(RECORDS FOR THIS EXERCISE)

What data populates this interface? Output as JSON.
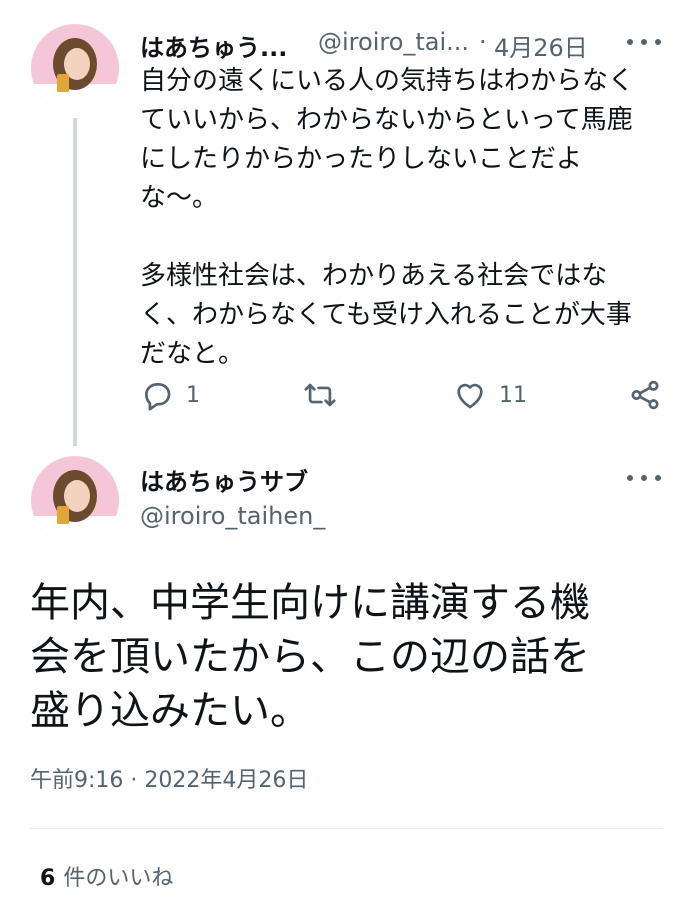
{
  "reply_tweet": {
    "display_name": "はあちゅう...",
    "handle": "@iroiro_tai...",
    "separator": "·",
    "date": "4月26日",
    "text": "自分の遠くにいる人の気持ちはわからなく\nていいから、わからないからといって馬鹿\nにしたりからかったりしないことだよ\nな〜。\n\n多様性社会は、わかりあえる社会ではな\nく、わからなくても受け入れることが大事\nだなと。",
    "reply_count": "1",
    "like_count": "11",
    "icons": [
      "reply-icon",
      "retweet-icon",
      "heart-icon",
      "share-icon",
      "more-icon"
    ]
  },
  "main_tweet": {
    "display_name": "はあちゅうサブ",
    "handle": "@iroiro_taihen_",
    "text": "年内、中学生向けに講演する機\n会を頂いたから、この辺の話を\n盛り込みたい。",
    "timestamp": "午前9:16 · 2022年4月26日",
    "likes_number": "6",
    "likes_label": "件のいいね"
  },
  "colors": {
    "text_primary": "#0f1419",
    "text_secondary": "#536471",
    "thread_line": "#cfd9de",
    "divider": "#e6ecf0"
  }
}
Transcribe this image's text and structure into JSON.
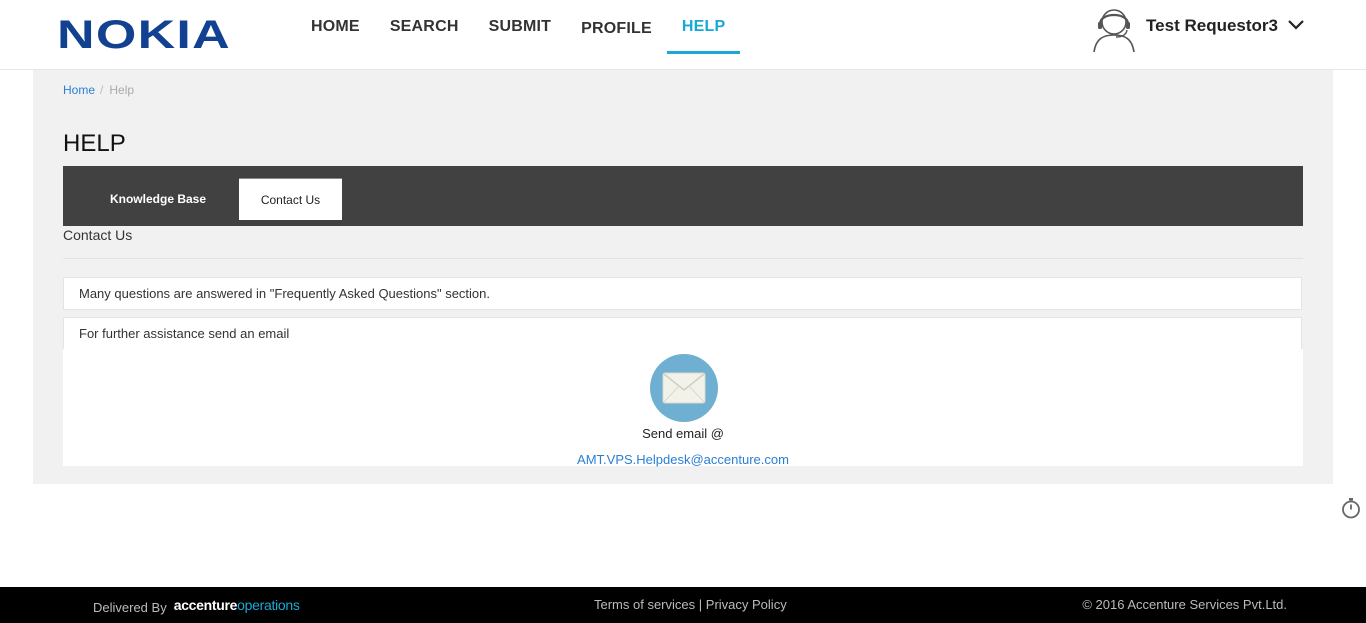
{
  "header": {
    "logo_text": "NOKIA",
    "nav": [
      {
        "label": "HOME"
      },
      {
        "label": "SEARCH"
      },
      {
        "label": "SUBMIT"
      },
      {
        "label": "PROFILE"
      },
      {
        "label": "HELP",
        "active": true
      }
    ],
    "user_name": "Test Requestor3",
    "accent_color": "#1aa8d6",
    "logo_color": "#124191"
  },
  "breadcrumb": {
    "home": "Home",
    "separator": "/",
    "current": "Help"
  },
  "page": {
    "title": "HELP",
    "tabs": [
      {
        "label": "Knowledge Base",
        "active": false
      },
      {
        "label": "Contact Us",
        "active": true
      }
    ],
    "section_label": "Contact Us",
    "info_rows": [
      "Many questions are answered in \"Frequently Asked Questions\" section.",
      "For further assistance send an email"
    ],
    "email": {
      "icon": "envelope-icon",
      "label": "Send email @",
      "address": "AMT.VPS.Helpdesk@accenture.com"
    }
  },
  "footer": {
    "delivered_by": "Delivered By",
    "brand_part1": "accenture",
    "brand_part2": "operations",
    "terms": "Terms of services",
    "divider": "|",
    "privacy": "Privacy Policy",
    "copyright": "© 2016 Accenture Services Pvt.Ltd."
  },
  "icons": {
    "user": "user-avatar-icon",
    "dropdown": "chevron-down-icon",
    "timer": "stopwatch-icon"
  }
}
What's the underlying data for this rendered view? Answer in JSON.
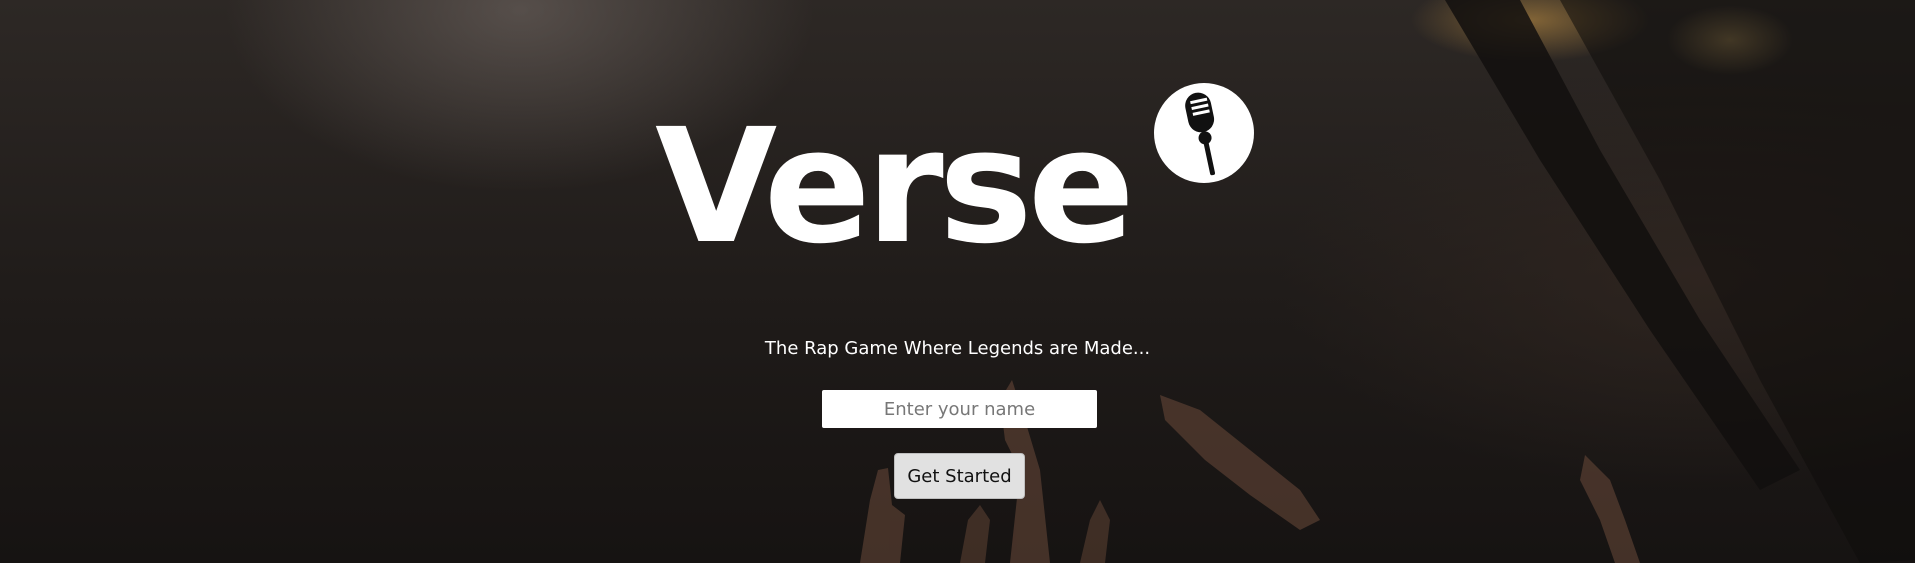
{
  "app": {
    "title": "Verse",
    "logo_icon": "microphone-icon",
    "tagline": "The Rap Game Where Legends are Made..."
  },
  "form": {
    "name_placeholder": "Enter your name",
    "name_value": "",
    "submit_label": "Get Started"
  },
  "colors": {
    "title": "#ffffff",
    "background": "#1f1b19",
    "button_bg": "#e1e1e1",
    "input_bg": "#ffffff"
  }
}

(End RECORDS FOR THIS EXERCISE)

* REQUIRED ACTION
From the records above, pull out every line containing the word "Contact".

* REPLY TO THE TASK
        "label": "Contact Us",
    "section_label": "Contact Us",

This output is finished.